$\begin{array}{cc}\hfill {X}_{1}\hfill & =\frac{\lambda}{{B}^{3}}-\frac{\eta \nu \text{'}-\zeta \mu \text{'}}{{B}^{3}},\hfill \\ \hfill {Y}_{1}\hfill & =\frac{\mu}{{B}^{3}}-\frac{\zeta \lambda \text{'}-\xi \nu \text{'}}{{B}^{3}},\hfill \\ \hfill {Z}_{1}\hfill & =\frac{\nu}{{B}^{3}}-\frac{\xi \mu \text{'}-\eta \lambda \text{'}}{{B}^{3}};\hfill \end{array}\mathrm{\hspace{1em}\hspace{1em}\hspace{1em}}\}$ | $(14)$ |
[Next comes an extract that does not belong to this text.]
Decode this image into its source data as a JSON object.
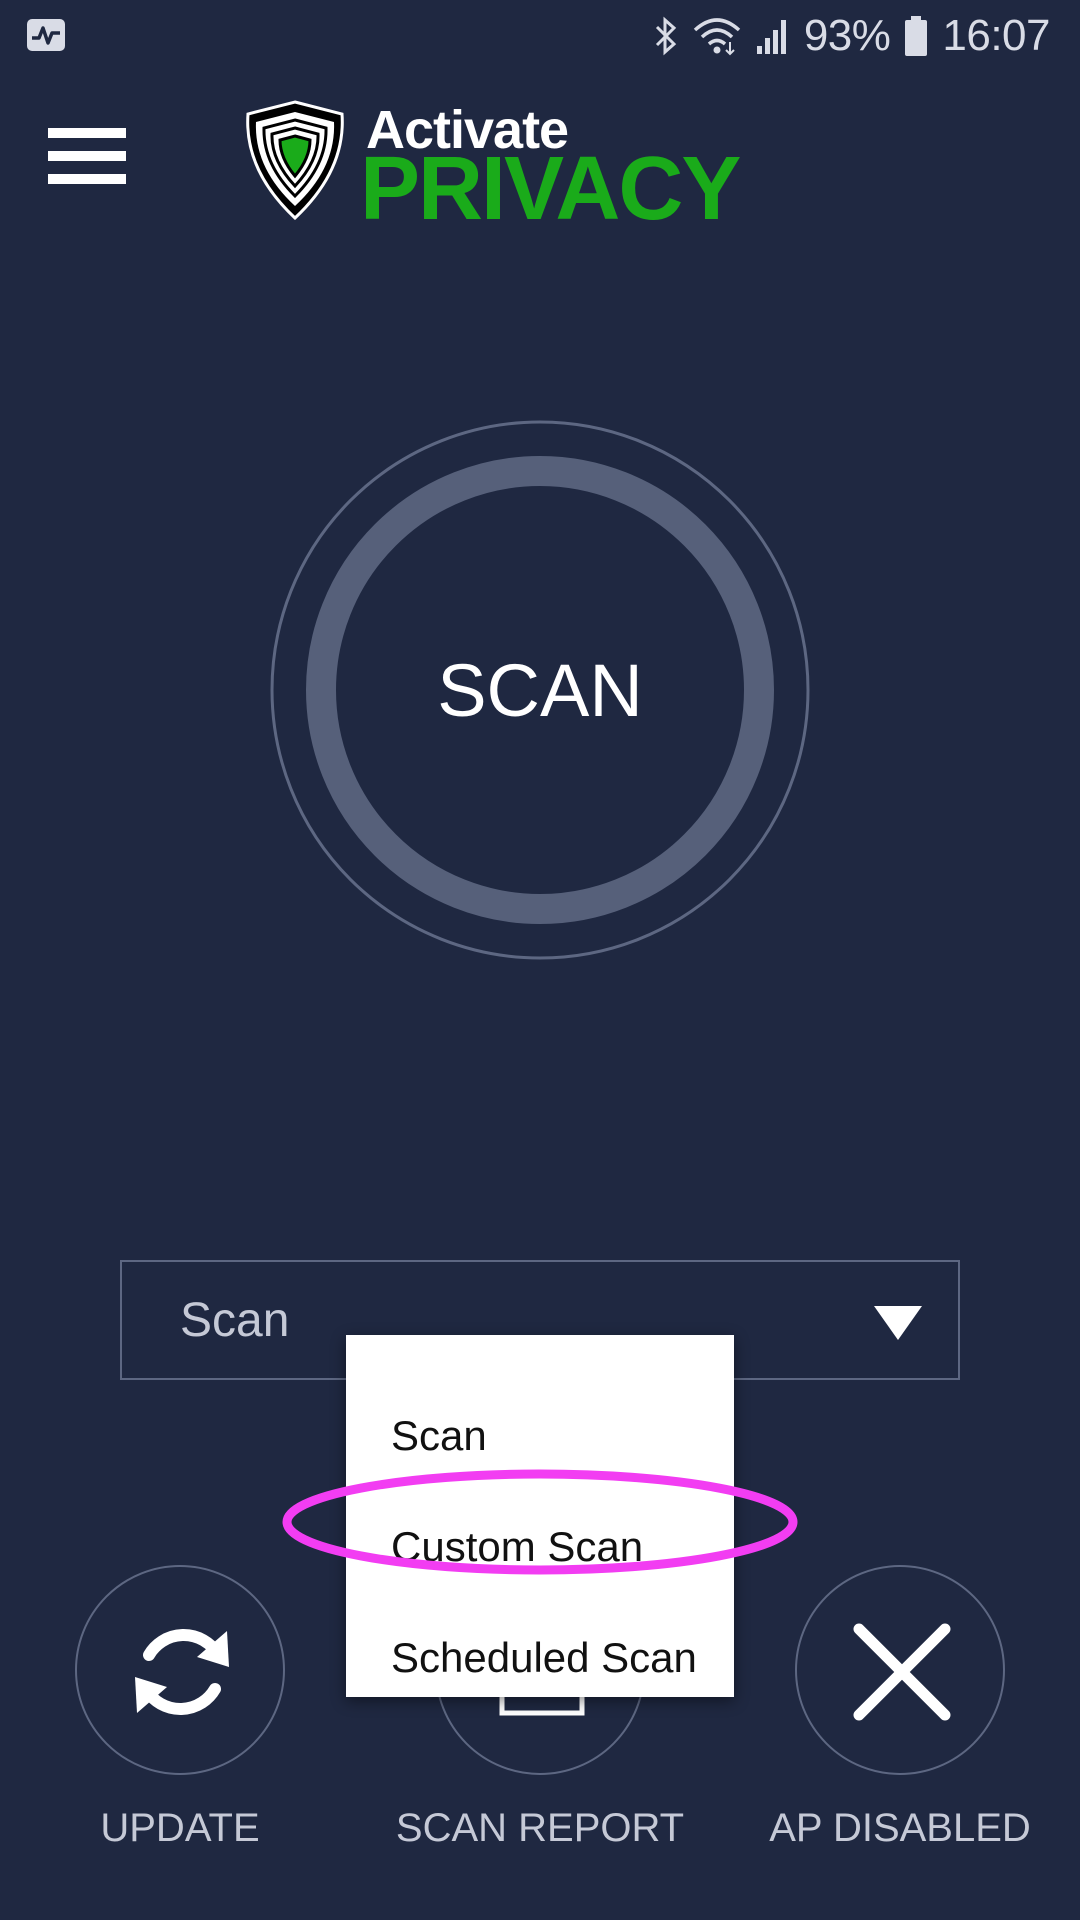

${B}^{2}=\sum {\lambda}^{2}-\sum \lambda \text{'}{}^{2}.$ | $(15)$ |

Paris, July, 1905.

H. Poincaré

Archives Henri Poincaré (CNRS, UMR 7117)